#### GIVEN RECORDS
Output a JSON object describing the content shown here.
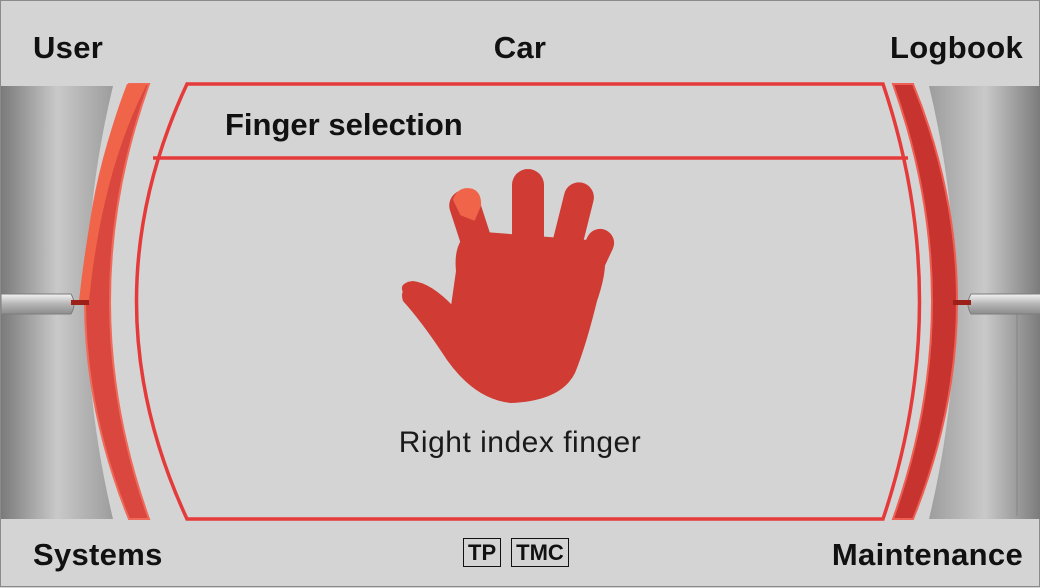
{
  "corners": {
    "top_left": "User",
    "top_center": "Car",
    "top_right": "Logbook",
    "bottom_left": "Systems",
    "bottom_right": "Maintenance"
  },
  "status_badges": [
    "TP",
    "TMC"
  ],
  "menu": {
    "title": "Finger selection",
    "selection_caption": "Right index finger"
  },
  "icons": {
    "hand": "right-hand-icon",
    "highlighted_finger": "index-finger"
  },
  "colors": {
    "accent_red": "#e53a3a",
    "hand_red": "#d03c34",
    "highlight_orange": "#f0654a",
    "background": "#d4d4d4"
  }
}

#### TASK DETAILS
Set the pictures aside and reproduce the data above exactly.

#### ANSWER TO THIS PROBLEM
Output a JSON object describing the content shown here.
{
  "corners": {
    "top_left": "User",
    "top_center": "Car",
    "top_right": "Logbook",
    "bottom_left": "Systems",
    "bottom_right": "Maintenance"
  },
  "status_badges": [
    "TP",
    "TMC"
  ],
  "menu": {
    "title": "Finger selection",
    "selection_caption": "Right index finger"
  },
  "icons": {
    "hand": "right-hand-icon",
    "highlighted_finger": "index-finger"
  },
  "colors": {
    "accent_red": "#e53a3a",
    "hand_red": "#d03c34",
    "highlight_orange": "#f0654a",
    "background": "#d4d4d4"
  }
}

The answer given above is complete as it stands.